[Items from a data source]
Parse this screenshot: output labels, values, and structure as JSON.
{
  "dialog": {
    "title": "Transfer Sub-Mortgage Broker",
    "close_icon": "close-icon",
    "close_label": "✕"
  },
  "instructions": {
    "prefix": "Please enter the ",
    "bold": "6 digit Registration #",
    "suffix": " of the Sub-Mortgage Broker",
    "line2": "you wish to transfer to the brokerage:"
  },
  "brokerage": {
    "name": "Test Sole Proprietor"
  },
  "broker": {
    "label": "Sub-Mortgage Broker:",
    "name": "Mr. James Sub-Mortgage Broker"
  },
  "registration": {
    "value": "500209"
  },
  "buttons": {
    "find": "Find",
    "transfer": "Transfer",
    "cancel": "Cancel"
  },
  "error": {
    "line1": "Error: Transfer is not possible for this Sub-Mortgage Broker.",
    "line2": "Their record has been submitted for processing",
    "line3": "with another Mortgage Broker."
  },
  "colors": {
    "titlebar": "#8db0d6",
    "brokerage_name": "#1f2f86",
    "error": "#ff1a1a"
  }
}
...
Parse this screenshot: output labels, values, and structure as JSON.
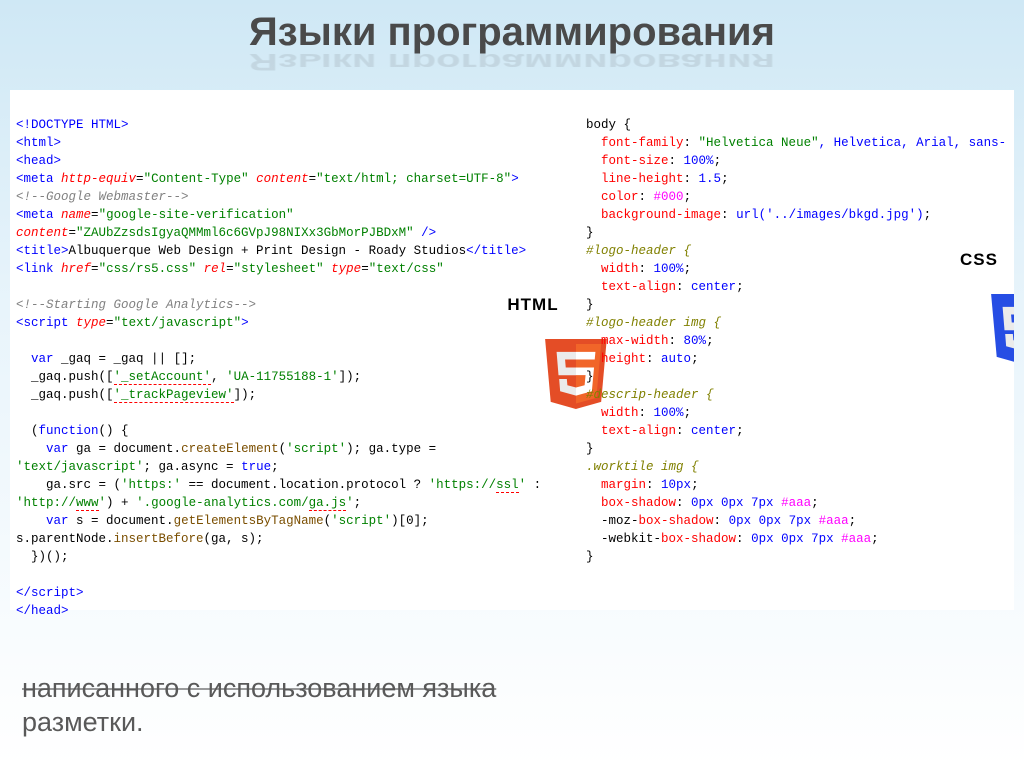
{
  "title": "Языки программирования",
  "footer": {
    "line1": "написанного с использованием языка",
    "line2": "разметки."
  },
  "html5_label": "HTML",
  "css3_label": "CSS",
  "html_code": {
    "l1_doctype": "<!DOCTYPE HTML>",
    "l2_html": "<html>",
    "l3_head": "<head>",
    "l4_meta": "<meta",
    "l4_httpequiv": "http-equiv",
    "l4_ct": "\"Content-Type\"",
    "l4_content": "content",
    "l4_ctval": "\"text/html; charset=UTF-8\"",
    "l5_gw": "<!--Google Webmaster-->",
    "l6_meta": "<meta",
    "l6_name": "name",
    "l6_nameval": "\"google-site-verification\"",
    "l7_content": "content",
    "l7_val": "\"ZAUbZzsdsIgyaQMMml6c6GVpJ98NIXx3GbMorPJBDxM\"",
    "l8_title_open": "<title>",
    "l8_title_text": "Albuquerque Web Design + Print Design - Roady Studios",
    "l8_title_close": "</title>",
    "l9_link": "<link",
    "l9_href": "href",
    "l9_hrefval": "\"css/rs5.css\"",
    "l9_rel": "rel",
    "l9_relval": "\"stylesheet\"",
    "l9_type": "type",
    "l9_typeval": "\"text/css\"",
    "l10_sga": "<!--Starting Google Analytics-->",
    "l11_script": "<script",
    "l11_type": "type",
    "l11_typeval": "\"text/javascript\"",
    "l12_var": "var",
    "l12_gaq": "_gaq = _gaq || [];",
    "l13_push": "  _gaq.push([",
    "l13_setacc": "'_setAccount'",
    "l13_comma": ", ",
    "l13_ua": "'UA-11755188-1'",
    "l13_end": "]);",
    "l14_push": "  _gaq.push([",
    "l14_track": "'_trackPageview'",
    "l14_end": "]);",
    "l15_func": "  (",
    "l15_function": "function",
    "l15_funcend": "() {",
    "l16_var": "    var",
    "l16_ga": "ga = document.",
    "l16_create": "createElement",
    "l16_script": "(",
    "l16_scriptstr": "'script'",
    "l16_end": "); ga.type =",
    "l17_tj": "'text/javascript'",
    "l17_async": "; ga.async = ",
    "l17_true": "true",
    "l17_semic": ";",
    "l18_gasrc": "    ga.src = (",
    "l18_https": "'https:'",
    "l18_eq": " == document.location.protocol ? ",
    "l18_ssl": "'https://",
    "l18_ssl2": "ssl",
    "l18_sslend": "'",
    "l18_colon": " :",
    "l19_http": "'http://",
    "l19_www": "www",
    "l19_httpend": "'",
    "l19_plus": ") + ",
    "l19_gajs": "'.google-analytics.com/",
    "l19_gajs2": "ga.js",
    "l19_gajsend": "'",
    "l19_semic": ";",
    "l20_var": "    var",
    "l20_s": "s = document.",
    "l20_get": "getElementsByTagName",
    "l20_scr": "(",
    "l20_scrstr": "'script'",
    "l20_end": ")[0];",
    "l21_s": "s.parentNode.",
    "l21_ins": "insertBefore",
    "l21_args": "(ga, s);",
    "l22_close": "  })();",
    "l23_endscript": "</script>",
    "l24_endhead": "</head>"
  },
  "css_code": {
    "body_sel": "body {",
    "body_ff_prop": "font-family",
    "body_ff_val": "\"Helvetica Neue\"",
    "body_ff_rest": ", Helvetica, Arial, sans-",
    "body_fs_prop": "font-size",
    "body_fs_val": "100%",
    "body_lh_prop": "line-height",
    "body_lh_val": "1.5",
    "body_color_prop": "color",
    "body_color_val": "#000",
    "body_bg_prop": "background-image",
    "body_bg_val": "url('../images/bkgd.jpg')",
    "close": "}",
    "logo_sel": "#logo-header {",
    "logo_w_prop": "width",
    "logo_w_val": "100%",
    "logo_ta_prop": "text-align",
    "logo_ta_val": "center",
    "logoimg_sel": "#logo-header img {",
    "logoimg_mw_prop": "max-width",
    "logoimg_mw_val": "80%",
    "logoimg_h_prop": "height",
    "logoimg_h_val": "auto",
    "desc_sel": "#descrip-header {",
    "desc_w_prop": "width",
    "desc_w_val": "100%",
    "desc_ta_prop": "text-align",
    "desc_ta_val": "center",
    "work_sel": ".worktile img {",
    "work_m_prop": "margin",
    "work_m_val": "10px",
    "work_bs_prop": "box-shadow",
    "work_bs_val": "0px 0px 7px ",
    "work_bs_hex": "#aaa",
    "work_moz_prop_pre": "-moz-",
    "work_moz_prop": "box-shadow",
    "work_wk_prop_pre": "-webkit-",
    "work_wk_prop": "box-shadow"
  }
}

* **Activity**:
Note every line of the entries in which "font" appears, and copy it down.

* **Response for this exercise**:
    "body_ff_prop": "font-family",
    "body_fs_prop": "font-size",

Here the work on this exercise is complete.